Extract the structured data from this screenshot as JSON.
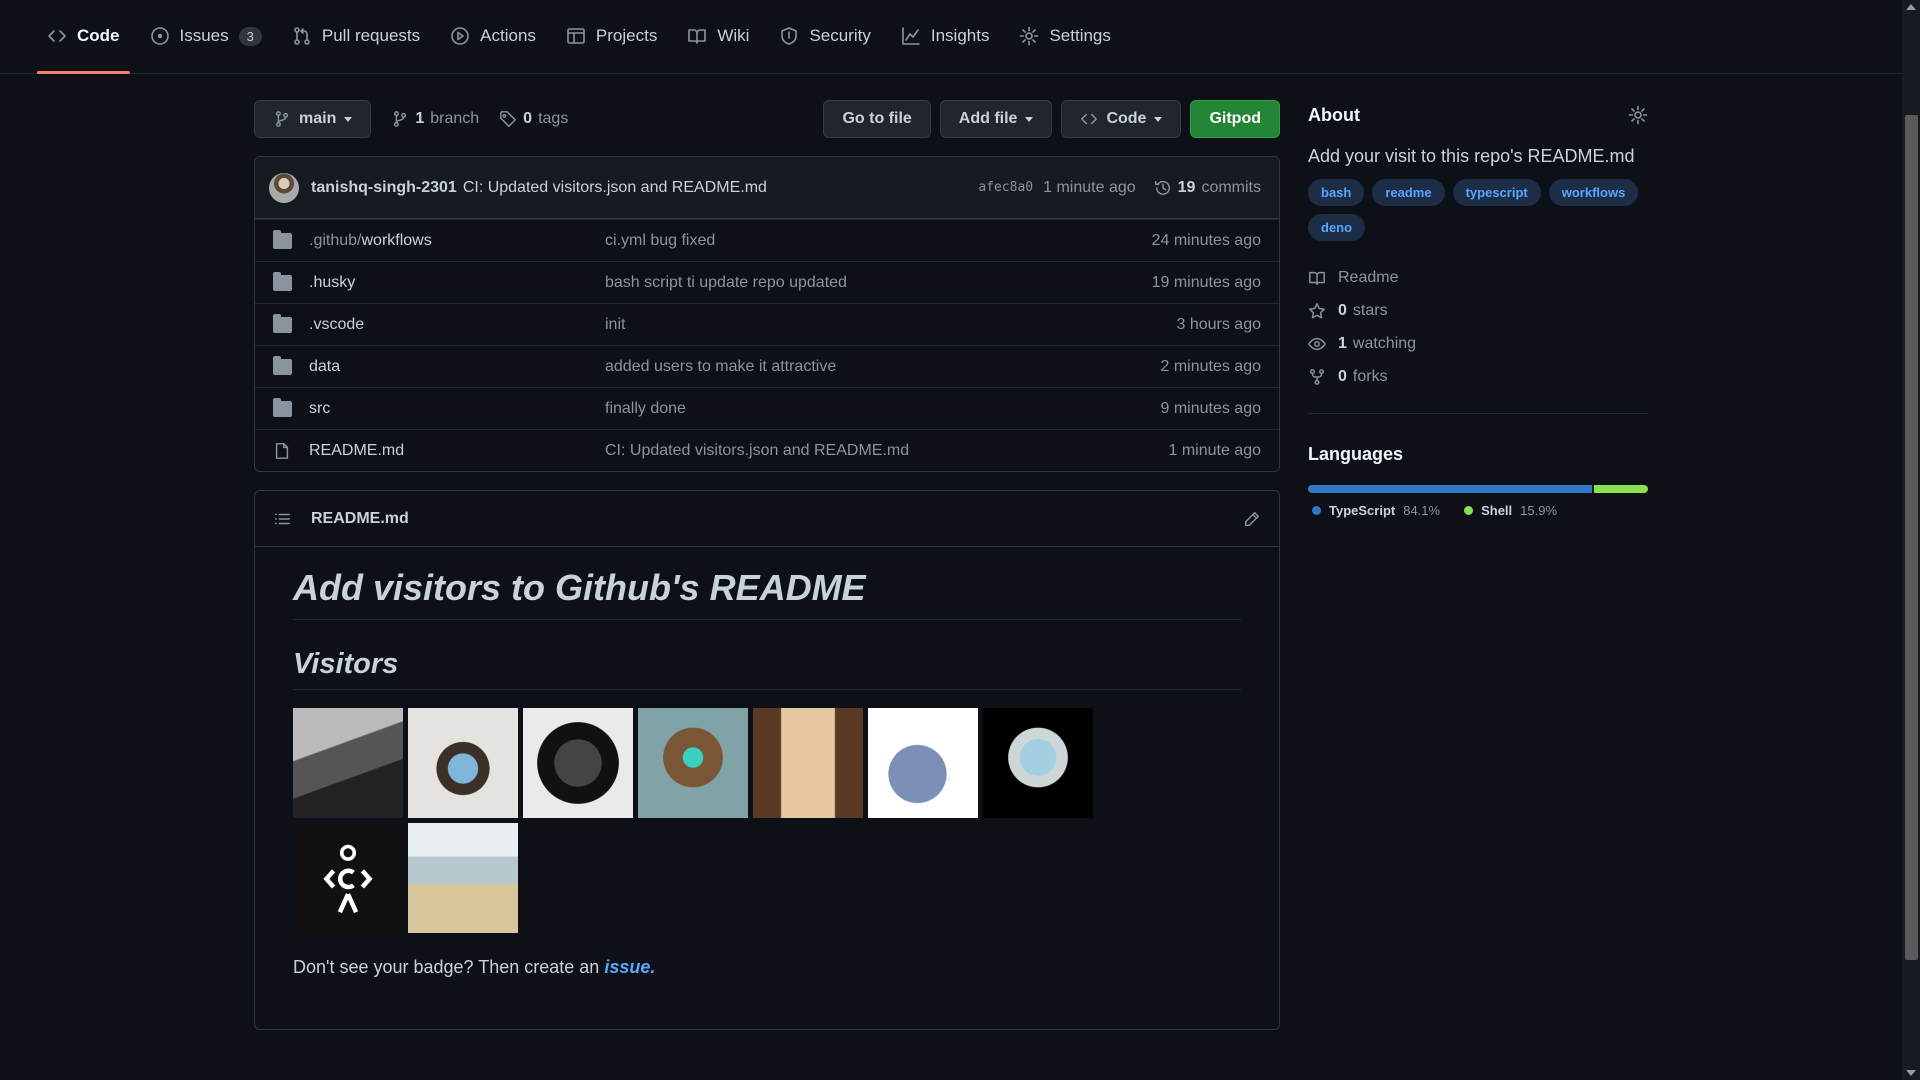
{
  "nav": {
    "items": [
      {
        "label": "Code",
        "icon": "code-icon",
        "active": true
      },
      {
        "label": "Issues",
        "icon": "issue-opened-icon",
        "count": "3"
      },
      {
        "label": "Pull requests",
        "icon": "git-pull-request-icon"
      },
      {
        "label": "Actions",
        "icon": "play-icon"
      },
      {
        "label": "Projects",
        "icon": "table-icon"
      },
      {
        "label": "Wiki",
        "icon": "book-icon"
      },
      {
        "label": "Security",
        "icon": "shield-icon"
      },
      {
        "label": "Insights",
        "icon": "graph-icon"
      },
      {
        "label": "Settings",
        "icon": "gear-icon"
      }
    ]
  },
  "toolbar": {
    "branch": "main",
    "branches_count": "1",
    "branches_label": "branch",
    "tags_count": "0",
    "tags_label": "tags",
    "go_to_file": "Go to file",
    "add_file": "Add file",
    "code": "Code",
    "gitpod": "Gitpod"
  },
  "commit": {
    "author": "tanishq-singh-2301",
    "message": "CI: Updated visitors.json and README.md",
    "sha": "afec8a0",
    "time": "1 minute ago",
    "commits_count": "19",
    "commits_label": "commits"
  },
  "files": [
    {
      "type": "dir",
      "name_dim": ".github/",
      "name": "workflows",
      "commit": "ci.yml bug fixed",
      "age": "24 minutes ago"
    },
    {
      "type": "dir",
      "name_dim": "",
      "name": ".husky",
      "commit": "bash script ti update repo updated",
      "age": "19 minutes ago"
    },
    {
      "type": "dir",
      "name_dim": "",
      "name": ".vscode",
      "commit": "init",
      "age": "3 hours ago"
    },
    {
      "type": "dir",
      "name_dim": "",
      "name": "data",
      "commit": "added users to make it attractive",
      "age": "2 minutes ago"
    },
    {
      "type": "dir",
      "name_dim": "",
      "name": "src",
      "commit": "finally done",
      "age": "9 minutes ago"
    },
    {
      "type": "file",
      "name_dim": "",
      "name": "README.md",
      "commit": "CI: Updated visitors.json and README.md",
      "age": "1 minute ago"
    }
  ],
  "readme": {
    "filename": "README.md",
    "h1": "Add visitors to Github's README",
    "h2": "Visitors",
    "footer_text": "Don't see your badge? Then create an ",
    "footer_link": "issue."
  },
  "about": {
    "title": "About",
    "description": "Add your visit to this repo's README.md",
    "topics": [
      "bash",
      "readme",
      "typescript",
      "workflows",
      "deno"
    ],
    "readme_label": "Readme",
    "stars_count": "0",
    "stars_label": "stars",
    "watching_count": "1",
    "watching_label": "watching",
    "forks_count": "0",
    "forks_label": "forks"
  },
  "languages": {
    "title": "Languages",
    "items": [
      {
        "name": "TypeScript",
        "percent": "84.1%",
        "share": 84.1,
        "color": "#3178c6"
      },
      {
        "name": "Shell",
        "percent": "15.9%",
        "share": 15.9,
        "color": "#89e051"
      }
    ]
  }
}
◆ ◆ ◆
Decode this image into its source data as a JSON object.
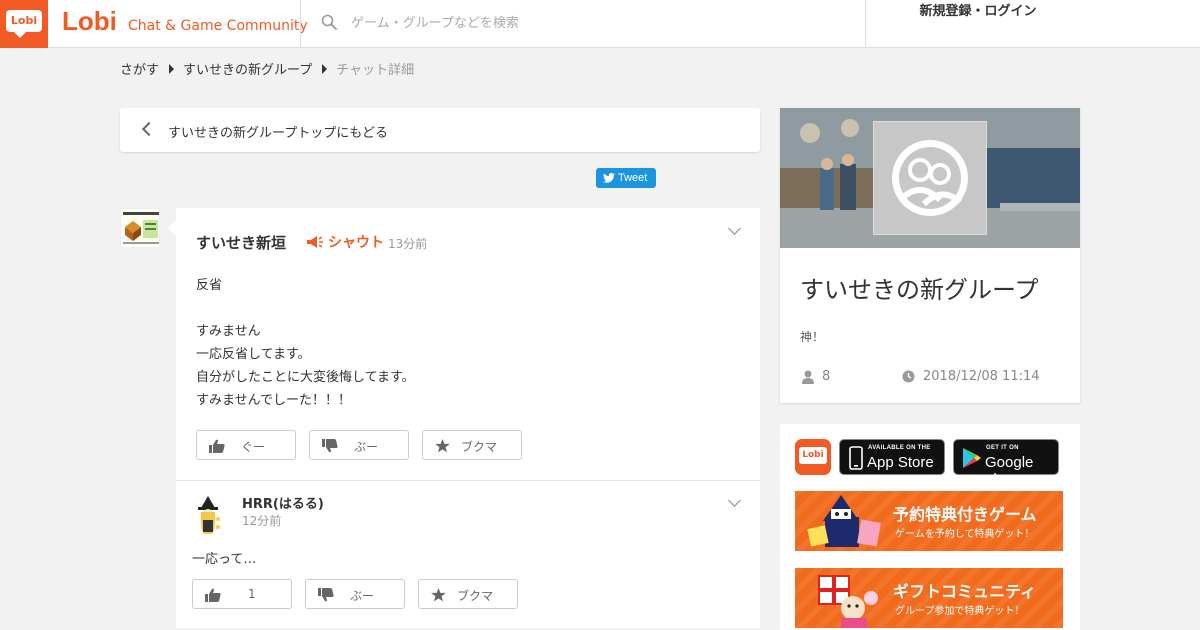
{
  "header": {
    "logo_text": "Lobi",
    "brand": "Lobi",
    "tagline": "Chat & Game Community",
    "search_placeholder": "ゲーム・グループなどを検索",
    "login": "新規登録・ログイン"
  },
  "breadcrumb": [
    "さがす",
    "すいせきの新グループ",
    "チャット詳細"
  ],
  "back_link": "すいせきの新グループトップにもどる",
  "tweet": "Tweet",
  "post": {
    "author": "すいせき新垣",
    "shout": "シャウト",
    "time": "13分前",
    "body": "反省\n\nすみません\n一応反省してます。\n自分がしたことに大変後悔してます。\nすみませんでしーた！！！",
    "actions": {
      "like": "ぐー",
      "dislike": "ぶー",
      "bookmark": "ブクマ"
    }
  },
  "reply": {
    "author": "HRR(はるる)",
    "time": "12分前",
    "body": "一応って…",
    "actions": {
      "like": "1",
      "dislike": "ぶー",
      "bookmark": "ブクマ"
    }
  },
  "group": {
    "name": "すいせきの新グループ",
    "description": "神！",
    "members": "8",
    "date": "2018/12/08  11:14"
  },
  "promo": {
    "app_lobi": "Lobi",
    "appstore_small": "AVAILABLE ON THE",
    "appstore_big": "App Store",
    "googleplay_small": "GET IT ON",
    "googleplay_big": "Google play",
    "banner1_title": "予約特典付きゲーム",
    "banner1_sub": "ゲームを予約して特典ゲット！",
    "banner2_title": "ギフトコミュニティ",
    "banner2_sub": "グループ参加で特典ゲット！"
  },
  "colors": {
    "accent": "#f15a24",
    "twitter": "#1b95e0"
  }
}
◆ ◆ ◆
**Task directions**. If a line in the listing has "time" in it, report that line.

**Task response**.
    "time": "1 minute ago",
    "time": "13分前",
    "time": "12分前",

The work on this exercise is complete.